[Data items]
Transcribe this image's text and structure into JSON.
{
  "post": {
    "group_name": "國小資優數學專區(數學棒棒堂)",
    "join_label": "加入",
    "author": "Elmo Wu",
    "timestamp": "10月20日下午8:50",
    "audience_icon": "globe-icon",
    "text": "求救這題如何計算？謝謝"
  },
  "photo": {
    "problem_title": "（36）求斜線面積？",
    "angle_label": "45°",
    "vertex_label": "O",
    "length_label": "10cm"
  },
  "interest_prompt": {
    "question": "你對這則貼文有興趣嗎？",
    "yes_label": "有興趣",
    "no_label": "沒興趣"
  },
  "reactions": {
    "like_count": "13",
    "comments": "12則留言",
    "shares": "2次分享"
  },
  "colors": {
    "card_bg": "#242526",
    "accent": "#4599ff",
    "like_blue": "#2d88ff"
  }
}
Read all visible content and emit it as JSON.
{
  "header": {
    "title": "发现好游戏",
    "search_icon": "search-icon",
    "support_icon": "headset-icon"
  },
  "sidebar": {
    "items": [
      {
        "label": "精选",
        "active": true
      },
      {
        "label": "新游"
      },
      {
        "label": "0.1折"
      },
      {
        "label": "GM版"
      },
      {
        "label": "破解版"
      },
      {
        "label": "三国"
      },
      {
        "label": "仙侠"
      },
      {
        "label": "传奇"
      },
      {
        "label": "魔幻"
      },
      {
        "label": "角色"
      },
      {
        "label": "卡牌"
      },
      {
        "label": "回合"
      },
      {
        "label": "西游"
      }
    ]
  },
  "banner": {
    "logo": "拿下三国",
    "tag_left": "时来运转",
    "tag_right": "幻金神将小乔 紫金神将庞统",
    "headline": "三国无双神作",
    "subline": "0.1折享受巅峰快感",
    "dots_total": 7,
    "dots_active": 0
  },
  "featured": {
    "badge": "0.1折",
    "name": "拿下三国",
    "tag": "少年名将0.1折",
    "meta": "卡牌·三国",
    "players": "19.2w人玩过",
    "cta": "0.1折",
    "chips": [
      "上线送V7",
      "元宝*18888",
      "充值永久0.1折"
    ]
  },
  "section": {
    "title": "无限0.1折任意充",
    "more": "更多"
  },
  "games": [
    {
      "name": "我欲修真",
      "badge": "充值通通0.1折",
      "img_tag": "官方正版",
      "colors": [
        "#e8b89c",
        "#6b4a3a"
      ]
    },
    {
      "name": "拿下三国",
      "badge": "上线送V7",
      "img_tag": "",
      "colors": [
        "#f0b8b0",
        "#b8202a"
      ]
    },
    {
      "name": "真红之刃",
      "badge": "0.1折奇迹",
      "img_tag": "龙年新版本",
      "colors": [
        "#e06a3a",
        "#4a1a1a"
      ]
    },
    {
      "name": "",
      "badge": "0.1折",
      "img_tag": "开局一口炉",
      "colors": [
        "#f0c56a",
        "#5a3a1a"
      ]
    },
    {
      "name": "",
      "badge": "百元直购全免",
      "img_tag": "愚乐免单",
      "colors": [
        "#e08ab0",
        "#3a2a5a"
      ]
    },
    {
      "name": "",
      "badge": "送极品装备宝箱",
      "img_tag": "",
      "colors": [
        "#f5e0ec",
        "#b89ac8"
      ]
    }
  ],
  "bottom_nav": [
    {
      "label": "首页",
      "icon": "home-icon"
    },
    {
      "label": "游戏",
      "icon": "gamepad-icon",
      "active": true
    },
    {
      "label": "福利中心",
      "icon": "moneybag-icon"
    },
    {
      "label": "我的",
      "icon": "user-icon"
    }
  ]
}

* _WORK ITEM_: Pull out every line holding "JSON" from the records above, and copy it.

* _ANSWER TO THE PROBLEM_:
Transcribe this image's text and structure into JSON.
Read all visible content and emit it as JSON.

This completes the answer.